When the walls of the room were laughing in the morning sun, Jagat Singha was sleeping, stretched at length on the ground, without a bed, without a pillow.

Osman came and awakened him. When he rose, Osman saluted and handed him a letter. The Prince took it, and without saying anything, fixed his gaze on Osman. The latter understood that the Prince's mind was wandering. Thinking the time, therefore, as unsuitable for any talk on business, he said,

"Prince, I don't feel curious to know the reason of your lowly bed—not I. I had promised the writer of this note to deliver it to you. The reason which made me so long withhold it from you, exists no longer, you have learnt it all, Sir. I leave the letter with you; read it at your leisure. I'll call again in the evening. If you should wish to send a reply, I will have it conveyed to the writer."

Saying this, Osman left the letter with the Prince, and went away.

On being restored to his senses when left alone, he began to read Bimala's letter. After having read it from beginning to end, he prepared a fire and cast the note into it. He kept his gaze fixed at it, so long as it burnt; when it was completely consumed, he said to himself,

"I have succeeded in destroying the remembrancer, by committing it to the flames; memory too is burning in anguish, but why is it not reduced to ashes?"

He then finished his daily morning duties. After finishing his devotions, he reverentially bowed down his head to his guardian deity, and then clasping his hands and looking upwards, said,

"Father! forsake not Thy servant. I will act as becomes a Kshatriya; I only ask Thy blessing. I will banish from my mind the concubine of the casteless wretch; should the effort cost me my life, I shall have Thee in the next world. I have done what man can do, I will do what man can. O! Searcher of hearts! look thou into the very recesses of my soul and see whether I any more long for Tilottama, any more wish to see her. Only fell remembrance is torturing me incessantly. I have resigned the desire, shall I never be able to get rid of the memory? Father! have mercy upon me! or cruel remembrance will undo me quite."

The image is banished.

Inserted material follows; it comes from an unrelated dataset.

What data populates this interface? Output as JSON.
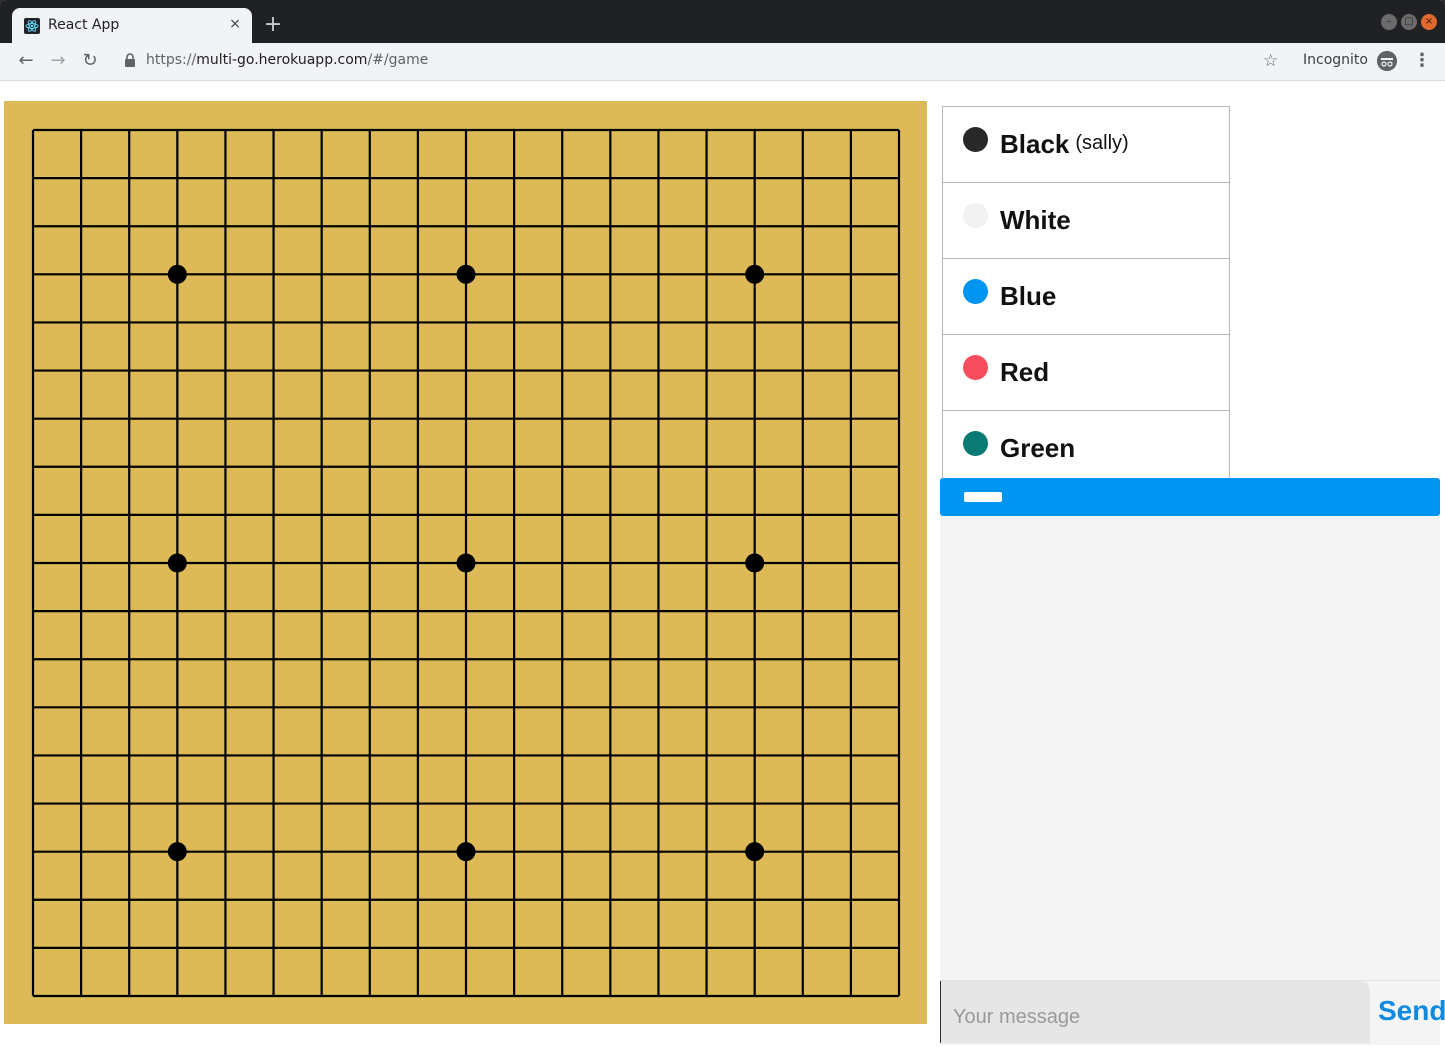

Tilottama! what are you dreaming of, girl, lying on the ground? The sole star at which you had been gazing amidst dismal gloom, will no more impart its light to you; the plank to which you had clung for life in this violent tempest, has slipped from your hold; the raft on which you had embarked your fortunes for crossing the ocean, has gone to the bottom!